    Adolf Schaller

    *The original “Hunters, Floaters and Sinkers”, which measured 90″x120″ was stolen from a storage facility it was kept in by the producers just hours before I arrived to pick it up…that was back in 1981, and its been a constant battle against thieves ever since. I’ve been targeted and stolen from so often I’ve become desensitized to what now seems like routine. The thing that hurts most is that it has eroded away so much of my time and finances over the years that i might have devoted to my work. Many an exciting project has had to be shelved because of the resulting setbacks I’ve been forced to endure. ;(

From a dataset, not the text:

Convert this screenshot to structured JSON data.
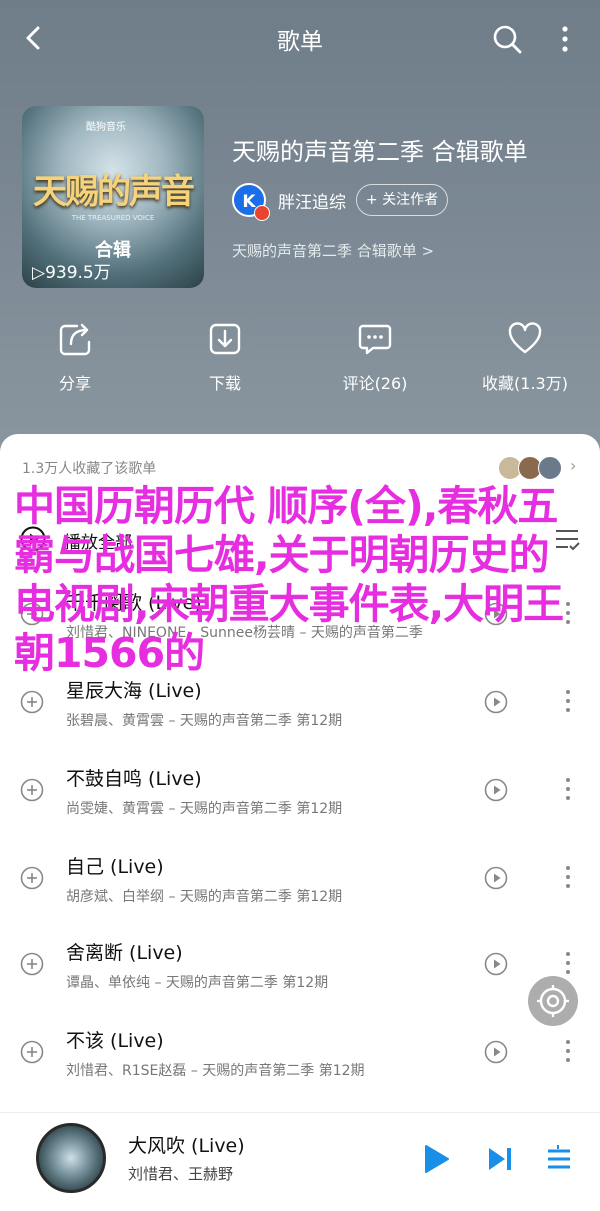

  • Adolf Schaller February 24, 2012, 15:06

    I’d like to claify a point I made in the footnote. My wording was rather ambiguous. I wish to make it clear that there is no evidence to suggest that the producers or anyone else involved with the Cosmos production were involved in the theft. The perpetrators remain unknown.

    A. Schaller

  • Paul Gilster February 24, 2012, 16:52

    Thank you for your comment, Adolf, and thank you as well for granting permission to publish the beautiful image in the story above (via separate email). Normally I secure permission before publication but obviously didn’t with this image, for reasons that now escape me (mea culpa!). I’m glad you wrote and glad Centauri Dreams can continue to use the image.